According to a poll on the C&IT website, 71% of respondents believe TOMS will damage their business.
Eventia's meeting with HM Revenue & Customs gave industry leaders a chance to express their concerns over the Europe-wide VAT regulations, which they fear will make the billing process between clients and event-management agencies more complicated and costly.
Eventia regulation committee chairman Brian Kirsch said civil servants had indicated that they would soon issue clear guidelines on how TOMS would be applied to the business events sector.
"What we are trying to achieve is to get workable guidelines on how the changes are going to affect event-management agencies in particular," said Kirsch, who is also managing director of agency Event Assured. "The civil servants we met were very interested in what we had to say and will issue guidance notes to the industry, and we hope they will do so quickly."

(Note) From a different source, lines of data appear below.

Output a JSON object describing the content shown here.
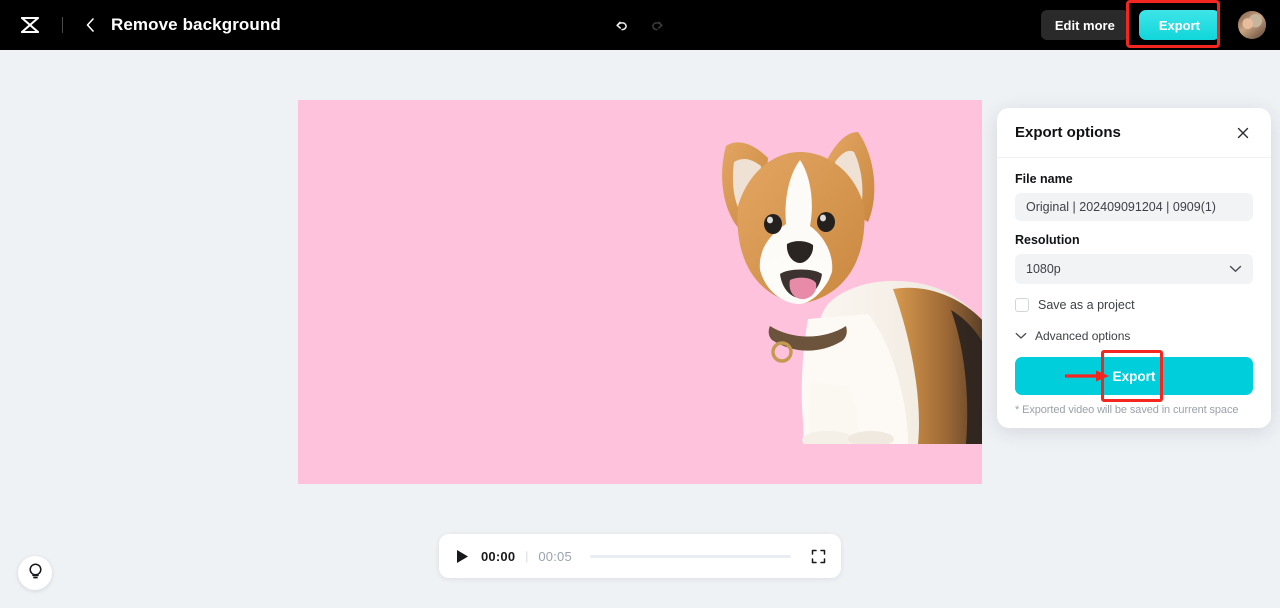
{
  "header": {
    "logo_icon": "capcut-logo-icon",
    "back_icon": "chevron-left-icon",
    "title": "Remove background",
    "undo_icon": "undo-icon",
    "redo_icon": "redo-icon",
    "edit_more_label": "Edit more",
    "export_label": "Export",
    "avatar_icon": "user-avatar"
  },
  "canvas": {
    "background_color": "#ffc2dc",
    "stage_color": "#eff2f5",
    "subject": "corgi-dog-cutout"
  },
  "player": {
    "play_icon": "play-icon",
    "current_time": "00:00",
    "separator": "|",
    "total_time": "00:05",
    "progress_percent": 0,
    "fullscreen_icon": "fullscreen-icon"
  },
  "hint": {
    "icon": "lightbulb-icon"
  },
  "panel": {
    "title": "Export options",
    "close_icon": "close-icon",
    "file_name_label": "File name",
    "file_name_value": "Original | 202409091204 | 0909(1)",
    "resolution_label": "Resolution",
    "resolution_value": "1080p",
    "resolution_chevron_icon": "chevron-down-icon",
    "save_project_label": "Save as a project",
    "save_project_checked": false,
    "advanced_options_label": "Advanced options",
    "advanced_chevron_icon": "chevron-down-icon",
    "export_button_label": "Export",
    "footnote": "* Exported video will be saved in current space"
  },
  "annotations": {
    "highlight_color": "#f5251f",
    "arrow_icon": "red-arrow-right",
    "accent_color": "#00cedb"
  }
}
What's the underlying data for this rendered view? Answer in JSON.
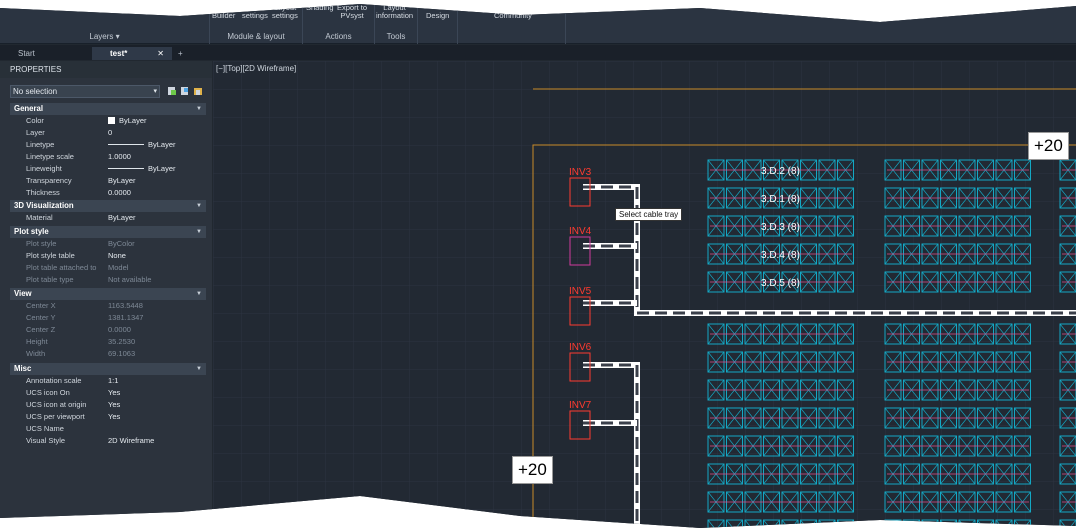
{
  "ribbon": {
    "buttons": [
      {
        "label": "Builder"
      },
      {
        "label": "settings"
      },
      {
        "label": "Layout\nsettings"
      },
      {
        "label": "Shading"
      },
      {
        "label": "Export to\nPVsyst"
      },
      {
        "label": "Layout\ninformation"
      },
      {
        "label": "Design"
      },
      {
        "label": "Community"
      }
    ],
    "panels": {
      "layers": "Layers ▾",
      "module_layout": "Module & layout",
      "actions": "Actions",
      "tools": "Tools"
    }
  },
  "tabs": {
    "start": "Start",
    "test": "test*",
    "close": "✕",
    "add": "+"
  },
  "properties": {
    "header": "PROPERTIES",
    "selection": "No selection",
    "general": {
      "title": "General",
      "rows": [
        {
          "name": "Color",
          "value": "ByLayer"
        },
        {
          "name": "Layer",
          "value": "0"
        },
        {
          "name": "Linetype",
          "value": "ByLayer"
        },
        {
          "name": "Linetype scale",
          "value": "1.0000"
        },
        {
          "name": "Lineweight",
          "value": "ByLayer"
        },
        {
          "name": "Transparency",
          "value": "ByLayer"
        },
        {
          "name": "Thickness",
          "value": "0.0000"
        }
      ]
    },
    "viz": {
      "title": "3D Visualization",
      "rows": [
        {
          "name": "Material",
          "value": "ByLayer"
        }
      ]
    },
    "plot": {
      "title": "Plot style",
      "rows": [
        {
          "name": "Plot style",
          "value": "ByColor"
        },
        {
          "name": "Plot style table",
          "value": "None"
        },
        {
          "name": "Plot table attached to",
          "value": "Model"
        },
        {
          "name": "Plot table type",
          "value": "Not available"
        }
      ]
    },
    "view": {
      "title": "View",
      "rows": [
        {
          "name": "Center X",
          "value": "1163.5448"
        },
        {
          "name": "Center Y",
          "value": "1381.1347"
        },
        {
          "name": "Center Z",
          "value": "0.0000"
        },
        {
          "name": "Height",
          "value": "35.2530"
        },
        {
          "name": "Width",
          "value": "69.1063"
        }
      ]
    },
    "misc": {
      "title": "Misc",
      "rows": [
        {
          "name": "Annotation scale",
          "value": "1:1"
        },
        {
          "name": "UCS icon On",
          "value": "Yes"
        },
        {
          "name": "UCS icon at origin",
          "value": "Yes"
        },
        {
          "name": "UCS per viewport",
          "value": "Yes"
        },
        {
          "name": "UCS Name",
          "value": ""
        },
        {
          "name": "Visual Style",
          "value": "2D Wireframe"
        }
      ]
    }
  },
  "canvas": {
    "view_label": "[−][Top][2D Wireframe]",
    "inverters": [
      "INV3",
      "INV4",
      "INV5",
      "INV6",
      "INV7"
    ],
    "blocks": [
      "3.D.2  (8)",
      "3.D.1  (8)",
      "3.D.3  (8)",
      "3.D.4  (8)",
      "3.D.5  (8)"
    ],
    "tooltip": "Select cable tray",
    "elevation_tags": [
      "+20",
      "+20"
    ]
  },
  "colors": {
    "accent_inverter": "#ff3b30",
    "module_cyan": "#14a8c4",
    "boundary": "#c88a2a"
  }
}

Event-management agencies had been able to opt-out of TOMS, but it is due to be fully applied from the beginning of January 2010, when the opt-out becomes invalid.
Meanwhile, TOMS is due to come under review next year when Spain takes over the presidency of the European Union. Eventia is informally helping the Treasury prepare to make representations to the EU over any changes.